I recently came across PSAD – the Port Scan Attack Detector. It is essentially a collection of daemons that analyze
iptables logs to identify patterns of malicious traffic. When used in conjunction with fwsnort, PSAD can also correlate blocked traffic with many of the "Emerging Threats" Snort rules.
PSAD was extremely easy to set up on a Raspberry Pi that's deployed as a catch-all DMZ host on my home network. Before diving into the details, you can see live data being collected by that host here: https://psad.disloops.com
Setting up PSAD and UFW
This setup relies on the base configuration for a Raspberry Pi that's described here: https://disloops.com/raspberry-pi-3-basics/
To begin, first install PSAD:
sudo apt-get install psad
In the tutorial above, UFW was set up as a wrapper over
iptables. However, UFW logs do not have the level of detail that PSAD requires. Without modifying the logging capabilities, some messages may be discarded before PSAD can analyze them.
First back up the UFW configuration files:
cd /etc/ufw sudo cp before.rules before.rules.old sudo cp before6.rules before6.rules.old
Now edit the files above to add the following block just before the lines containing the final
# Custom PSAD logging directives -A INPUT -j LOG --log-tcp-options -A FORWARD -j LOG --log-tcp-options
These lines will ensure that
iptables events are logged properly. The
--log-tcp-options argument adds additional data to the log files that can be used to detect certain attacks. The
EXPECT_TCP_OPTIONS parameter in the PSAD configuration below corresponds to this setting.
Now PSAD can be configured:
cd /etc/psad sudo cp psad.conf psad.conf.old sudo vi psad.conf
Here are some of the parameters that should be modified:
HOSTNAME your_host_here; HOME_NET 192.168.0.0/16; ALERTING_METHODS noemail;
The first two are self-explanatory. The
ALERTING_METHODS setting accepts three values:
ALL. Here it's being set to suppress email alerts.
This just tells PSAD where to acquire
iptables log data. The UFW configuration above was modified so that this data would be captured correctly.
Because some scanning tools don't set options in the TCP headers, using this setting allows PSAD to better identify those attacks. PSAD also uses this information to passively fingerprint remote operating systems. This setting depends on the
--log-tcp-options argument provided in the UFW configuration files above.
This tells PSAD to re-import old scan data after a restart instead of moving it to the archive directory, which allows the statistics to remain persistent across reboots.
Lastly, have PSAD download the latest set of modified Snort signatures and reboot:

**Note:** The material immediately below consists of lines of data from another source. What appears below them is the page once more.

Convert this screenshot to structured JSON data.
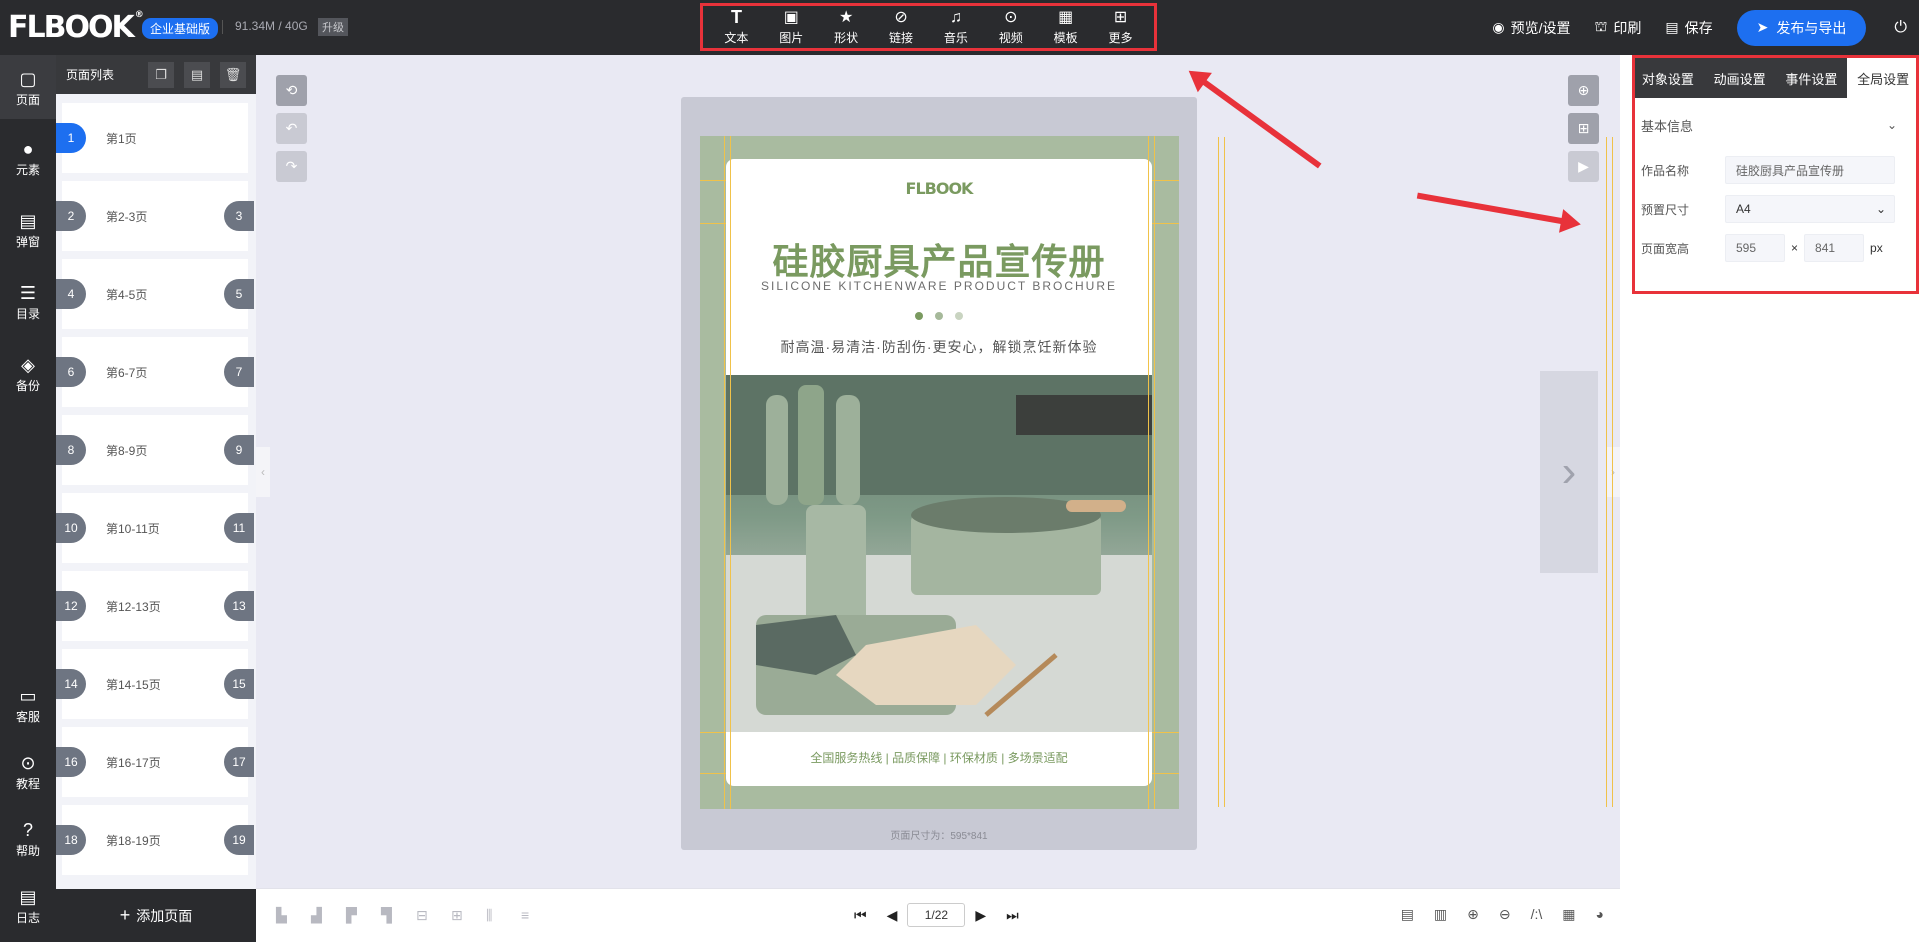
{
  "app": {
    "logo": "FLBOOK",
    "edition": "企业基础版",
    "storage": "91.34M / 40G",
    "upgrade": "升级"
  },
  "toolbar": {
    "tools": [
      {
        "label": "文本",
        "icon": "text-icon"
      },
      {
        "label": "图片",
        "icon": "image-icon"
      },
      {
        "label": "形状",
        "icon": "star-icon"
      },
      {
        "label": "链接",
        "icon": "link-icon"
      },
      {
        "label": "音乐",
        "icon": "music-icon"
      },
      {
        "label": "视频",
        "icon": "video-icon"
      },
      {
        "label": "模板",
        "icon": "template-icon"
      },
      {
        "label": "更多",
        "icon": "more-icon"
      }
    ]
  },
  "top_right": {
    "preview": "预览/设置",
    "print": "印刷",
    "save": "保存",
    "publish": "发布与导出"
  },
  "rail": {
    "items": [
      "页面",
      "元素",
      "弹窗",
      "目录",
      "备份"
    ],
    "bottom": [
      "客服",
      "教程",
      "帮助",
      "日志"
    ]
  },
  "page_list": {
    "title": "页面列表",
    "items": [
      {
        "label": "第1页",
        "left": "1",
        "right": ""
      },
      {
        "label": "第2-3页",
        "left": "2",
        "right": "3"
      },
      {
        "label": "第4-5页",
        "left": "4",
        "right": "5"
      },
      {
        "label": "第6-7页",
        "left": "6",
        "right": "7"
      },
      {
        "label": "第8-9页",
        "left": "8",
        "right": "9"
      },
      {
        "label": "第10-11页",
        "left": "10",
        "right": "11"
      },
      {
        "label": "第12-13页",
        "left": "12",
        "right": "13"
      },
      {
        "label": "第14-15页",
        "left": "14",
        "right": "15"
      },
      {
        "label": "第16-17页",
        "left": "16",
        "right": "17"
      },
      {
        "label": "第18-19页",
        "left": "18",
        "right": "19"
      }
    ],
    "add_page": "添加页面"
  },
  "page": {
    "brand": "FLBOOK",
    "title": "硅胶厨具产品宣传册",
    "subtitle": "SILICONE KITCHENWARE PRODUCT BROCHURE",
    "tagline": "耐高温·易清洁·防刮伤·更安心，解锁烹饪新体验",
    "footer": "全国服务热线 | 品质保障 | 环保材质 | 多场景适配",
    "size_text": "页面尺寸为：595*841"
  },
  "pager": {
    "current": "1/22"
  },
  "settings": {
    "tabs": [
      "对象设置",
      "动画设置",
      "事件设置",
      "全局设置"
    ],
    "active_tab": "全局设置",
    "section": "基本信息",
    "name_label": "作品名称",
    "name_value": "硅胶厨具产品宣传册",
    "preset_label": "预置尺寸",
    "preset_value": "A4",
    "size_label": "页面宽高",
    "width": "595",
    "times": "×",
    "height": "841",
    "unit": "px"
  },
  "colors": {
    "accent": "#1d6ff0",
    "highlight": "#e8323a",
    "brand_green": "#7a9a60"
  }
}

sudo psad --sig-update sudo reboot
Setting up fwsnort
fwsnort tool parses Snort rules and builds an equivalent
iptables ruleset for as many rules as possible. Currently,
fwsnort downloads and processes the "Emerging Threats" Snort ruleset.
First download and unzip
cd; mkdir Downloads; cd Downloads wget https://github.com/mrash/fwsnort/archive/master.zip sudo unzip master.zip -d /usr/local/src cd /usr/local/src/fwsnort-master
Then run the installation script:
sudo su ./install.pl exit
Once installed, modify the
HOME_NET parameter in
/etc/fwsnort/fwsnort.conf so that it matches what was set up in
Now the Snort rules need to be updated, parsed, and added to
sudo fwsnort --update-rules sudo fwsnort sudo /var/lib/fwsnort/fwsnort.sh
iptables rules won't persist across a reboot. To save them, simply add the above script to
rc.local so that it's run each time the system starts:
sudo vi /etc/rc.local
/var/lib/fwsnort/fwsnort.sh above the line containing the
exit command. Then reboot.
Note: Every other method of making
iptables rules persistent did not work, including
netfilter-persistent. You can ensure that the Snort rules have been added to
iptables by running:
sudo fwsnort --ipt-list
/var/log/psad directory contains some output files that provide data and statistics on incoming traffic. Running the following command will produce a file called
status.out that compiles the more interesting details into a presentable format:
sudo psad --Status
There are some visualization tools available for PSAD but nothing that met my needs. Instead, I created a script that generates an HTML page from the data contained in the PSAD output files. You can download it here: PSADify on Github
Take a look at the output data and let me know if you have any observations!
This article was helpful in getting PSAD to work with UFW: